He did not say how the opposition plans to react.

The opposition wants a government free of Syrian domination that could prepare for parliamentary elections and impartially investigate the Feb. 14 assassination of former prime minister Rafik Hariri in a Beirut bombing. They also want a complete withdrawal of Syrian troops and intelligence officials and the resignation of Lebanese security officials they consider negligent.

"These are rightful demands," opposition legislator Ghenwa Jalloul said before meeting with the president to relay the opposition message.

But Lahoud refused to accept the demands, according to his office, saying the consultations were limited to naming a prime minister.
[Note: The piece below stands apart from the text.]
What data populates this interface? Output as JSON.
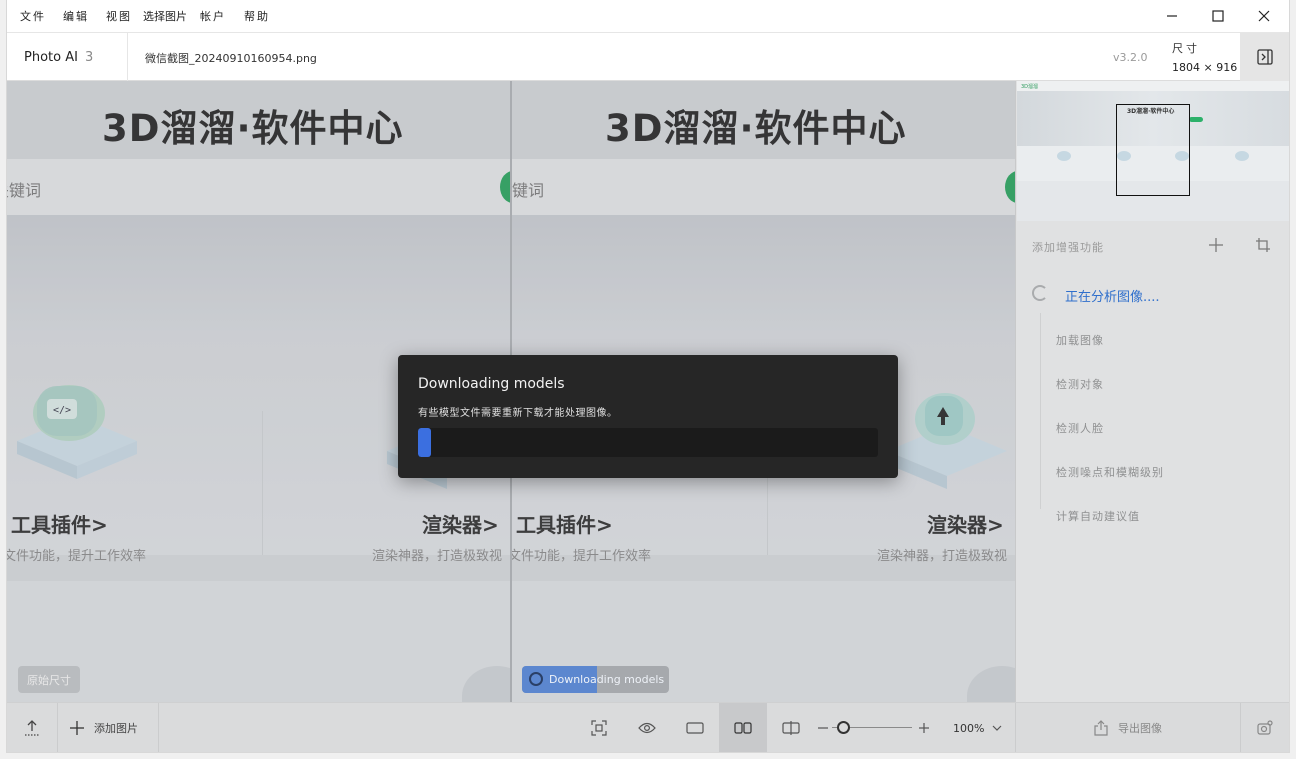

He said the investigation into Hariri's assassination was already a priority for the Lebanese government.

Hariri's assassination, which the opposition blames on the Lebanese government and Syrian backers, was the catalyst for anti-Syrian protests in Lebanon and the international uproar against Syria. Both governments have denied involvement.

A number of Syrian military positions stood empty after late Tuesday night withdrawals in Batroun, northern Lebanon, and at the mountain base of Dahr al-Wahash east of Beirut. Outside one high mountain position near Hammana, vandals had sprayed black paint over the signpost of a main road named for the late Syrian president, the father of the current leader, blotting out the name, "Mr. President Hafez Assad Avenue."

Soldiers busily loaded supplies and packed up their personal belongings, flashing victory signs and waving their automatic rifles as they drove east toward the Bekaa Valley. One helmeted soldier riding in the back of one truck looked backward down the road, chewing and spitting watermelon seeds.

A first lieutenant told The Associated Press: "Some of us are going to Syria and some to the Bekaa." A captain said, "We're going to Syria, God willing."

Syrian President Bashar Assad decided to move the troops after three difficult weeks with the international community and even close Arab friends Egypt and Saudi Arabia demanding that his army withdraw from Lebanon.

Syria has had troops here since 1976, when they were sent as peacekeepers during Lebanon's 1975-90 civil war. When the war ended, the troops remained and Syria has dominated Lebanon's politics ever since.

On Wednesday, tens of thousands of Syrians filled the streets of Damascus in a government-sanctioned rally. Thousands of Syria's red, white and black flags with its two green stars fluttered in the wind as protesters sang nationalist songs.

"We sacrifice our blood and our souls for you, oh Bashar!" marchers chanted. One banner addressed to the president read: "We are all with you, who makes the right decisions."